Input data -
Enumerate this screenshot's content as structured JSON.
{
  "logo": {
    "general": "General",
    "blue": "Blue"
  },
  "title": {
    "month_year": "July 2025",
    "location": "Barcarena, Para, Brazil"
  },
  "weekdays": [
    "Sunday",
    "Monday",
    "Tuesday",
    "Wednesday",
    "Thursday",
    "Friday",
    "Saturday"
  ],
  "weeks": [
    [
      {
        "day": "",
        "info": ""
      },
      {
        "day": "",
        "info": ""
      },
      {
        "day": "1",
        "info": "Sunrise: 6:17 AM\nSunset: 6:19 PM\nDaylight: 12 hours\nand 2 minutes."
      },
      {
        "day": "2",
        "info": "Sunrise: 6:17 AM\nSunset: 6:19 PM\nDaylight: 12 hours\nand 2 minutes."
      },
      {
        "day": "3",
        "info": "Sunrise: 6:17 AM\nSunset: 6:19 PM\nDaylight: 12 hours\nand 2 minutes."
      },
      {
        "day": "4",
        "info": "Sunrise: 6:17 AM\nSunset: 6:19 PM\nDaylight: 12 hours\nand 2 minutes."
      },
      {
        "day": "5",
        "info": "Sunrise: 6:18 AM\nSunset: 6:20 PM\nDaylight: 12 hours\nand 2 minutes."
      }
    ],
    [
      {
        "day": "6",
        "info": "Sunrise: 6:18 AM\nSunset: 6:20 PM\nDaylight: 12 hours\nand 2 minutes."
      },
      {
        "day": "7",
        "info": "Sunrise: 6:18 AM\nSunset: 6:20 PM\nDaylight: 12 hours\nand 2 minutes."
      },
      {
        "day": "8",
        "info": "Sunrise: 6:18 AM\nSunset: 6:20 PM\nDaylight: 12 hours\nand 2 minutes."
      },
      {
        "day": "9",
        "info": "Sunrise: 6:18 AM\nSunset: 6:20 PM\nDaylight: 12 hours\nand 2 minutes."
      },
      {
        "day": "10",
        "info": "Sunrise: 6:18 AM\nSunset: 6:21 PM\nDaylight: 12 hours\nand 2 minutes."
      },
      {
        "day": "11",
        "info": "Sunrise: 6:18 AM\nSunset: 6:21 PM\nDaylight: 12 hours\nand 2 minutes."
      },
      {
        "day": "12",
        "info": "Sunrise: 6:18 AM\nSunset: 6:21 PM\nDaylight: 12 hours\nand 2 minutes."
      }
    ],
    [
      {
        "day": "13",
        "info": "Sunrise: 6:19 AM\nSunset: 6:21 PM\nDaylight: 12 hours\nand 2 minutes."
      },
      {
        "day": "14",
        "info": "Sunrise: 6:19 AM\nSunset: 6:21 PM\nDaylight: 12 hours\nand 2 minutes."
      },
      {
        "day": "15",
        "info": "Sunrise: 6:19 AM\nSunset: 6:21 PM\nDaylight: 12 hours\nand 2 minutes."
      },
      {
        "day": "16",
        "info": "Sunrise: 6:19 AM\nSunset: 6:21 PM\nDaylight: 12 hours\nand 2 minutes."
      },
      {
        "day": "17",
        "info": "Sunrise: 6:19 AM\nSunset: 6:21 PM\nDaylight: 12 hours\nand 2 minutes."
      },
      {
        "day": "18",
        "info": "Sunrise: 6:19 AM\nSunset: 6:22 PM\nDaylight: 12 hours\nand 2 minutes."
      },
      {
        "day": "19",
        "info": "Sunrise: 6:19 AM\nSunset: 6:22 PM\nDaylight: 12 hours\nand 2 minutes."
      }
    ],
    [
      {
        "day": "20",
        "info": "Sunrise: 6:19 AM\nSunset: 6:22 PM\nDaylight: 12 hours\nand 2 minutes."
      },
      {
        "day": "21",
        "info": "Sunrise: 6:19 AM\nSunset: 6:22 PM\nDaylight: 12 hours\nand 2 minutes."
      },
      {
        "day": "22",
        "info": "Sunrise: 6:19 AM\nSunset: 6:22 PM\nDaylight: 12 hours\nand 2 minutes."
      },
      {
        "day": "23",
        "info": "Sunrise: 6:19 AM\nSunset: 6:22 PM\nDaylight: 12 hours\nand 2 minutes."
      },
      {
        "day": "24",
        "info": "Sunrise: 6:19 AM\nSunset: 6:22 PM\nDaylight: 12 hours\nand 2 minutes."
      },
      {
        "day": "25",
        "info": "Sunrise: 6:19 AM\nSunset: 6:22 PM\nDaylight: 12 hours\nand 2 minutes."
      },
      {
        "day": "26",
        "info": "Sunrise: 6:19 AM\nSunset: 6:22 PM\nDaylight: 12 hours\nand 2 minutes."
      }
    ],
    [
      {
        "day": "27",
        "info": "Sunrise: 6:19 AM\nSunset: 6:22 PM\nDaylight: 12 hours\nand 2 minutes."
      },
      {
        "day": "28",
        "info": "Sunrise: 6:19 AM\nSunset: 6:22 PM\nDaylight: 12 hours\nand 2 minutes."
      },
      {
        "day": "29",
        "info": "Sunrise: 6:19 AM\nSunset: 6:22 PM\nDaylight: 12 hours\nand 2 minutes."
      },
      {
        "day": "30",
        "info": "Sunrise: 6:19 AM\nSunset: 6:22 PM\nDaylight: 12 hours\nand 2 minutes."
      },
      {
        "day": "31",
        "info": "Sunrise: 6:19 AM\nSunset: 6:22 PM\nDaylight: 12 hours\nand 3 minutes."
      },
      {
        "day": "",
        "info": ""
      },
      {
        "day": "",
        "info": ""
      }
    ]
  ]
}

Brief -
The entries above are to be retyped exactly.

Solution to this problem -
Enumerate this screenshot's content as structured JSON.
{
  "logo": {
    "general": "General",
    "blue": "Blue"
  },
  "title": {
    "month_year": "July 2025",
    "location": "Barcarena, Para, Brazil"
  },
  "weekdays": [
    "Sunday",
    "Monday",
    "Tuesday",
    "Wednesday",
    "Thursday",
    "Friday",
    "Saturday"
  ],
  "weeks": [
    [
      {
        "day": "",
        "info": ""
      },
      {
        "day": "",
        "info": ""
      },
      {
        "day": "1",
        "info": "Sunrise: 6:17 AM\nSunset: 6:19 PM\nDaylight: 12 hours\nand 2 minutes."
      },
      {
        "day": "2",
        "info": "Sunrise: 6:17 AM\nSunset: 6:19 PM\nDaylight: 12 hours\nand 2 minutes."
      },
      {
        "day": "3",
        "info": "Sunrise: 6:17 AM\nSunset: 6:19 PM\nDaylight: 12 hours\nand 2 minutes."
      },
      {
        "day": "4",
        "info": "Sunrise: 6:17 AM\nSunset: 6:19 PM\nDaylight: 12 hours\nand 2 minutes."
      },
      {
        "day": "5",
        "info": "Sunrise: 6:18 AM\nSunset: 6:20 PM\nDaylight: 12 hours\nand 2 minutes."
      }
    ],
    [
      {
        "day": "6",
        "info": "Sunrise: 6:18 AM\nSunset: 6:20 PM\nDaylight: 12 hours\nand 2 minutes."
      },
      {
        "day": "7",
        "info": "Sunrise: 6:18 AM\nSunset: 6:20 PM\nDaylight: 12 hours\nand 2 minutes."
      },
      {
        "day": "8",
        "info": "Sunrise: 6:18 AM\nSunset: 6:20 PM\nDaylight: 12 hours\nand 2 minutes."
      },
      {
        "day": "9",
        "info": "Sunrise: 6:18 AM\nSunset: 6:20 PM\nDaylight: 12 hours\nand 2 minutes."
      },
      {
        "day": "10",
        "info": "Sunrise: 6:18 AM\nSunset: 6:21 PM\nDaylight: 12 hours\nand 2 minutes."
      },
      {
        "day": "11",
        "info": "Sunrise: 6:18 AM\nSunset: 6:21 PM\nDaylight: 12 hours\nand 2 minutes."
      },
      {
        "day": "12",
        "info": "Sunrise: 6:18 AM\nSunset: 6:21 PM\nDaylight: 12 hours\nand 2 minutes."
      }
    ],
    [
      {
        "day": "13",
        "info": "Sunrise: 6:19 AM\nSunset: 6:21 PM\nDaylight: 12 hours\nand 2 minutes."
      },
      {
        "day": "14",
        "info": "Sunrise: 6:19 AM\nSunset: 6:21 PM\nDaylight: 12 hours\nand 2 minutes."
      },
      {
        "day": "15",
        "info": "Sunrise: 6:19 AM\nSunset: 6:21 PM\nDaylight: 12 hours\nand 2 minutes."
      },
      {
        "day": "16",
        "info": "Sunrise: 6:19 AM\nSunset: 6:21 PM\nDaylight: 12 hours\nand 2 minutes."
      },
      {
        "day": "17",
        "info": "Sunrise: 6:19 AM\nSunset: 6:21 PM\nDaylight: 12 hours\nand 2 minutes."
      },
      {
        "day": "18",
        "info": "Sunrise: 6:19 AM\nSunset: 6:22 PM\nDaylight: 12 hours\nand 2 minutes."
      },
      {
        "day": "19",
        "info": "Sunrise: 6:19 AM\nSunset: 6:22 PM\nDaylight: 12 hours\nand 2 minutes."
      }
    ],
    [
      {
        "day": "20",
        "info": "Sunrise: 6:19 AM\nSunset: 6:22 PM\nDaylight: 12 hours\nand 2 minutes."
      },
      {
        "day": "21",
        "info": "Sunrise: 6:19 AM\nSunset: 6:22 PM\nDaylight: 12 hours\nand 2 minutes."
      },
      {
        "day": "22",
        "info": "Sunrise: 6:19 AM\nSunset: 6:22 PM\nDaylight: 12 hours\nand 2 minutes."
      },
      {
        "day": "23",
        "info": "Sunrise: 6:19 AM\nSunset: 6:22 PM\nDaylight: 12 hours\nand 2 minutes."
      },
      {
        "day": "24",
        "info": "Sunrise: 6:19 AM\nSunset: 6:22 PM\nDaylight: 12 hours\nand 2 minutes."
      },
      {
        "day": "25",
        "info": "Sunrise: 6:19 AM\nSunset: 6:22 PM\nDaylight: 12 hours\nand 2 minutes."
      },
      {
        "day": "26",
        "info": "Sunrise: 6:19 AM\nSunset: 6:22 PM\nDaylight: 12 hours\nand 2 minutes."
      }
    ],
    [
      {
        "day": "27",
        "info": "Sunrise: 6:19 AM\nSunset: 6:22 PM\nDaylight: 12 hours\nand 2 minutes."
      },
      {
        "day": "28",
        "info": "Sunrise: 6:19 AM\nSunset: 6:22 PM\nDaylight: 12 hours\nand 2 minutes."
      },
      {
        "day": "29",
        "info": "Sunrise: 6:19 AM\nSunset: 6:22 PM\nDaylight: 12 hours\nand 2 minutes."
      },
      {
        "day": "30",
        "info": "Sunrise: 6:19 AM\nSunset: 6:22 PM\nDaylight: 12 hours\nand 2 minutes."
      },
      {
        "day": "31",
        "info": "Sunrise: 6:19 AM\nSunset: 6:22 PM\nDaylight: 12 hours\nand 3 minutes."
      },
      {
        "day": "",
        "info": ""
      },
      {
        "day": "",
        "info": ""
      }
    ]
  ]
}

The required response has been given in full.